Letters: Coal Energy, Gays and Christians in School

Steve Inskeep reads from listener comments and corrections, including questions about the environmental impact of coal mining.

Copyright © 2006 NPR. For personal, noncommercial use only. See Terms of Use. For other uses, prior permission required.


And now we have more of your comments. Our report this week on turning coal into cleaner burning gas drew many responses, with many of you pointing to the drawbacks of mining coal. "While the technology is interesting," writes Rebecca Moore in Boone, North Carolina, "it does nothing to wean us from our dependence on fossil fuel." She goes on to say, "Coal mining is a nightmare on many fronts. The environmental pollution and ecological devastation caused by mining practices is an extremely high price to pay. It's hardly as cheap as dirt."

Our report on the day of silence in schools to protest discrimination against gay students, and the counter protest by some conservative Christians, prompted this letter from Jeremy Bergburf(ph) in Grand Rapids, Michigan. Being staunchly on one side of the issue, as many people are, he says, "it was nice to hear both sides. Thanks for presenting a balanced story."

But some people thought the story presented a false divide between gays and Christians.

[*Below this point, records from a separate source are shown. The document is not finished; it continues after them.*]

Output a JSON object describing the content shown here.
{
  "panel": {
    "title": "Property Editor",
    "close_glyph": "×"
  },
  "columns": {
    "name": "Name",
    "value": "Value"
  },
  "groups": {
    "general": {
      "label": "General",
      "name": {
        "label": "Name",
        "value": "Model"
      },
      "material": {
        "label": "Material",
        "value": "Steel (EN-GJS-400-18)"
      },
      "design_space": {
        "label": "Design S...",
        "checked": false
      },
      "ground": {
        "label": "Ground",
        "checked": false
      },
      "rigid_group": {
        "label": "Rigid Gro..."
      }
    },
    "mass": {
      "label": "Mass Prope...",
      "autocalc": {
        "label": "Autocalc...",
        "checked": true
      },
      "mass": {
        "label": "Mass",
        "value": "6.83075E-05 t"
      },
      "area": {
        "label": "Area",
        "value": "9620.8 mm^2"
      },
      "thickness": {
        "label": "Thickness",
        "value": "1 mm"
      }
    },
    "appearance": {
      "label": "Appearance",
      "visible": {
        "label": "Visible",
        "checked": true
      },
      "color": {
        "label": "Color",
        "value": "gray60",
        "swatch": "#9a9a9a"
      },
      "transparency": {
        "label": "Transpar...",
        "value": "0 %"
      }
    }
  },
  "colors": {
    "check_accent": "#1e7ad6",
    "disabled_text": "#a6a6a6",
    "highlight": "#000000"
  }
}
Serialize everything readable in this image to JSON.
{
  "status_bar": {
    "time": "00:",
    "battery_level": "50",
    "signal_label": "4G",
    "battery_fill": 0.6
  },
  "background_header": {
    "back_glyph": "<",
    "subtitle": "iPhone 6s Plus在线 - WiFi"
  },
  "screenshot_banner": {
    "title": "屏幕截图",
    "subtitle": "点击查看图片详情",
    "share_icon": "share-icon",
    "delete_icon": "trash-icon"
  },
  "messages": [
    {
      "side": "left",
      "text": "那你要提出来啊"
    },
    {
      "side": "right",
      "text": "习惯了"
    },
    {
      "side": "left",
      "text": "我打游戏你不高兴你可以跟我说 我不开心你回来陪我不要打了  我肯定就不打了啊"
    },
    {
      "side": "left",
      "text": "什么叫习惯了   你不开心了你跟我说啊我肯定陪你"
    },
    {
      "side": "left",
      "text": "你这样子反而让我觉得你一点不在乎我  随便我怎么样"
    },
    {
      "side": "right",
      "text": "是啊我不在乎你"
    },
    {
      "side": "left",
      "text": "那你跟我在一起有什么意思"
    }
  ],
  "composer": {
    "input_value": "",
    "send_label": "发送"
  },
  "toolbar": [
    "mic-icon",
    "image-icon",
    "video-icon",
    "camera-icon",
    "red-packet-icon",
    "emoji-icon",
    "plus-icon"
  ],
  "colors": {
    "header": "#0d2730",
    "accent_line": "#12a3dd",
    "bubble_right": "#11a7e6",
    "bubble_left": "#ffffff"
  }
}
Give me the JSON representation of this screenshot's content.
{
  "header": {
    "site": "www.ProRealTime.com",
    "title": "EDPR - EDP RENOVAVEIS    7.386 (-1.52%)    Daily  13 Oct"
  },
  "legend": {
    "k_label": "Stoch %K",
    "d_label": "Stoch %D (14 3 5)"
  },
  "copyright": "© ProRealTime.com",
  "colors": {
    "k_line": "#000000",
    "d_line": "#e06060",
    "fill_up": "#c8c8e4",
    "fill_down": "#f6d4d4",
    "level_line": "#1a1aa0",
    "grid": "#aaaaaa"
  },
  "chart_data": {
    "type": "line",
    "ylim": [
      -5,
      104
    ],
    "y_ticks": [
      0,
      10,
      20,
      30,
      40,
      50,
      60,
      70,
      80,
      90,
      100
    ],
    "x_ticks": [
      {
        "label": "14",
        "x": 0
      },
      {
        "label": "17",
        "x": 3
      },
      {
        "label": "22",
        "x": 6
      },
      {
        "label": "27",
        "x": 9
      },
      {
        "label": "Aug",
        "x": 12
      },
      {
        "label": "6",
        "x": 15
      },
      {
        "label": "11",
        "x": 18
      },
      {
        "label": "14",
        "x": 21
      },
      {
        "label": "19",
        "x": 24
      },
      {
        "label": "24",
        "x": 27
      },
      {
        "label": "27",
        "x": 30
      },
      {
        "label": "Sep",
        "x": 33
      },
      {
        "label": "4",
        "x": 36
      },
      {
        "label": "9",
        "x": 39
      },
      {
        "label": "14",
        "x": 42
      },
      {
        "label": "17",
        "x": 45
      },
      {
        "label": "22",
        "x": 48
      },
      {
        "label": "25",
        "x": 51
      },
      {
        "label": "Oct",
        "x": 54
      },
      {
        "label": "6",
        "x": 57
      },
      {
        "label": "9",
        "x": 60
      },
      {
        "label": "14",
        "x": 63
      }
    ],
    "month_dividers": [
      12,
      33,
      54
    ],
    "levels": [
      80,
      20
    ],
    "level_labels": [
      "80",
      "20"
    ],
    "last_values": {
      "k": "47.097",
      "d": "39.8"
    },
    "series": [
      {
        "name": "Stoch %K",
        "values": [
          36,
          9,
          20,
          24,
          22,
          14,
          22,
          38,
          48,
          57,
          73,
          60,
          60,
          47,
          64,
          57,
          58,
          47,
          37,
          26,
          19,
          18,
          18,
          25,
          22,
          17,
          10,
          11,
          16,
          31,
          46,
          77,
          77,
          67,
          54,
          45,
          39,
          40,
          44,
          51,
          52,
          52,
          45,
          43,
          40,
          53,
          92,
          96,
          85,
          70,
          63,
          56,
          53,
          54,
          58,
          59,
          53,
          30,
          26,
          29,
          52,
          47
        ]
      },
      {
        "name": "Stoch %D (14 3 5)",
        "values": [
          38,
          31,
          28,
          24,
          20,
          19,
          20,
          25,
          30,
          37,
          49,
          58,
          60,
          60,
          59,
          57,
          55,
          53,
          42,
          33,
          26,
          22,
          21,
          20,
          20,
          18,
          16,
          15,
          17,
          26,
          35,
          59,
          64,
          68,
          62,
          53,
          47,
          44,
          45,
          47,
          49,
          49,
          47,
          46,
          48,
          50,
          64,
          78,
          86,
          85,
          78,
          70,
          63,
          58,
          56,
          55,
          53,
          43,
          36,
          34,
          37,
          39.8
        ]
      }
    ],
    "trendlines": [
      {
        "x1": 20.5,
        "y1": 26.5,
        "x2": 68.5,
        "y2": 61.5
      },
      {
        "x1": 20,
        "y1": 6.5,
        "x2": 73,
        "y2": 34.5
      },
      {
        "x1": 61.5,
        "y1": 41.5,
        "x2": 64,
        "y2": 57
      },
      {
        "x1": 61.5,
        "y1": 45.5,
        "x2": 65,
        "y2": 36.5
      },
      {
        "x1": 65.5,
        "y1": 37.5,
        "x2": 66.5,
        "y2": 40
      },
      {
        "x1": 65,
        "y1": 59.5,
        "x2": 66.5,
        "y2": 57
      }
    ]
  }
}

Reverend T.L. Steinward(ph) writes from Winthrop, Massachusetts, "As a pastor of a mainline ministry for gay and lesbian persons, I must point out that there are many faithful Christians who are gay and lesbian."

And we have some corrections this morning. Earlier this week, we aired a report on the funeral of an orthodox Hasidic leader, Rabbi Moses Teitelbaum. The report stated that the Satmar sect is opposed to the State of Israel because they are waiting for the return of the Messiah. The report should have said the Satmar are waiting for the coming of the Messiah.

And finally this morning, retired firefighter and listener, Wayne Beechy(ph) of Richmond, Virginia wrote to correct a detail in our story on a disaster drill in Houston, describing firefighters as laboring behind oxygen masks. "We have never entered a fire with oxygen masks," he says. "The tanks we use are filled with air from the same atmosphere that you and I breathe. If we entered a fire environment with oxygen tanks and masks, we would probably blow up."

If you hear any potential disasters on our air, or real ones, do let us know. Go to npr.org. and click on Contact Us.

Copyright © 2006 NPR. All rights reserved. No quotes from the materials contained herein may be used in any media without attribution to NPR. This transcript is provided for personal, noncommercial use only, pursuant to our Terms of Use. Any other use requires NPR's prior permission. Visit our permissions page for further information.

NPR transcripts are created on a rush deadline by a contractor for NPR, and accuracy and availability may vary. This text may not be in its final form and may be updated or revised in the future. Please be aware that the authoritative record of NPR's programming is the audio.



Please keep your community civil. All comments must follow the NPR.org Community rules and terms of use, and will be moderated prior to posting. NPR reserves the right to use the comments we receive, in whole or in part, and to use the commenter's name and location, in any medium. See also the Terms of Use, Privacy Policy and Community FAQ.